| Extracted entries |
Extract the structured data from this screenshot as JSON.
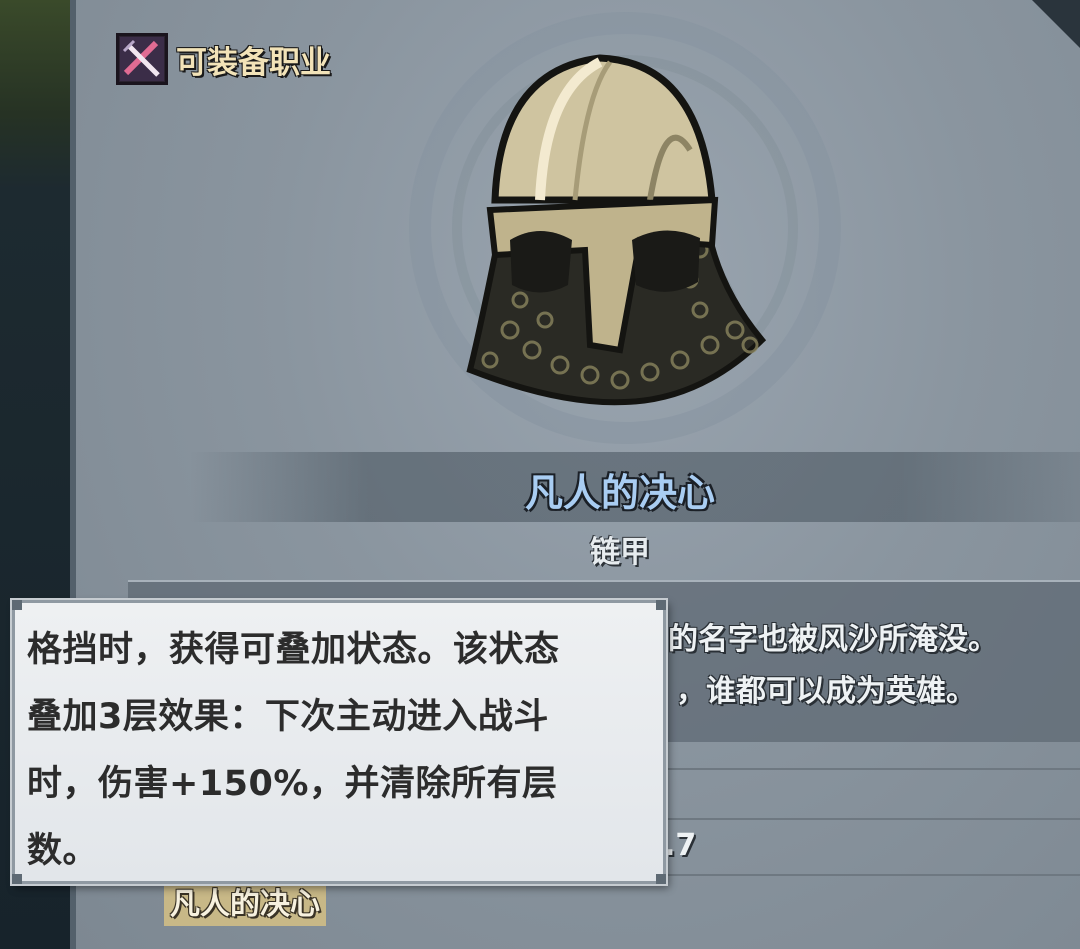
{
  "header": {
    "class_label": "可装备职业",
    "class_icon": "crossed-swords-icon"
  },
  "item": {
    "name": "凡人的决心",
    "type": "链甲",
    "icon": "chainmail-helmet-icon",
    "description_lines": [
      "的名字也被风沙所淹没。",
      "，谁都可以成为英雄。"
    ],
    "stat_value_partial": ".7",
    "skill_tag": "凡人的决心"
  },
  "tooltip": {
    "lines": [
      "格挡时，获得可叠加状态。该状态",
      "叠加3层效果：下次主动进入战斗",
      "时，伤害+150%，并清除所有层",
      "数。"
    ]
  },
  "colors": {
    "item_name": "#a9cdf2",
    "class_label": "#f2e3b8",
    "skill_tag_bg": "#c8b887",
    "tooltip_bg": "#eef0f2"
  }
}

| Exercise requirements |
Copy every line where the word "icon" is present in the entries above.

| Response below |
    "class_icon": "crossed-swords-icon"
    "icon": "chainmail-helmet-icon",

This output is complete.